Shareholders were frustrated with the decision, however, since they were pushing for the struggling Yahoo to sell.
"It's probably a slight negative because I think the best outcome for Yahoo would be an all out takeover by Microsoft," Brett Harriss, an analyst at Gabelli & Co., told Bloomberg News. "Hiring a new CEO makes the sale of the whole company unlikely."
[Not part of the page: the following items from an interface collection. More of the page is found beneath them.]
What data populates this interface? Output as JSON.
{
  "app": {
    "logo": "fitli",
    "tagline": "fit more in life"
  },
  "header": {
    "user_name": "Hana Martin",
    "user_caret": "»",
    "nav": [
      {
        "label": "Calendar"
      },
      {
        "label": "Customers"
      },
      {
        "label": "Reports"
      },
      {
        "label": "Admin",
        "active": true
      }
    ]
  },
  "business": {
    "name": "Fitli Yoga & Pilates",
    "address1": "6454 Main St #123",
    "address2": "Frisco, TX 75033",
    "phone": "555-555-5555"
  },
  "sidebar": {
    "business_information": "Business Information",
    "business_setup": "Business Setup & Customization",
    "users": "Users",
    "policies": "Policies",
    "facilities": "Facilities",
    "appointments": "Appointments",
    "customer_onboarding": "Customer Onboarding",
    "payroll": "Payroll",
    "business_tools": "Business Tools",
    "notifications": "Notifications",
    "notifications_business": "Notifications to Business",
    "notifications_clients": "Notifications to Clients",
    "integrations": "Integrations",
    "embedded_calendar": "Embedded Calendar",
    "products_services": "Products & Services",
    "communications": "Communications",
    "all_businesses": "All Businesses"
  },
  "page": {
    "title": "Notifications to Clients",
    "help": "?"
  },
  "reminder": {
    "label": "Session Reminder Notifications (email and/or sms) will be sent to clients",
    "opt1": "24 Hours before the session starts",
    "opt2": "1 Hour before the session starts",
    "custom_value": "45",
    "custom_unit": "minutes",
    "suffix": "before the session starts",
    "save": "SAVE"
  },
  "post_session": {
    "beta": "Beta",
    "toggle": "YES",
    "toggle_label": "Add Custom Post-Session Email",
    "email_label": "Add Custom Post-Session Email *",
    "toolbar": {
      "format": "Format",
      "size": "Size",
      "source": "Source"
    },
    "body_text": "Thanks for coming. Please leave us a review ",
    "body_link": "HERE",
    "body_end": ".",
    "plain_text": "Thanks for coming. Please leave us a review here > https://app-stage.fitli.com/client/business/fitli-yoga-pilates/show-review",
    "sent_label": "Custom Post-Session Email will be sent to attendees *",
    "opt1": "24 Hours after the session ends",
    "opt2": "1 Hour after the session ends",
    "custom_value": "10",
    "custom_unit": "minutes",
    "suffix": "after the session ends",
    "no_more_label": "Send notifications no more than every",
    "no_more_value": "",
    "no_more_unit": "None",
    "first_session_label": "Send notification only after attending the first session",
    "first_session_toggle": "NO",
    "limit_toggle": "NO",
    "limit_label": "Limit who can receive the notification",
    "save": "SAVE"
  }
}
Thompson is the company's fourth CEO in five years. Now the pressure's on him to win over shareholders and inspire investor confidence before the share price plunges.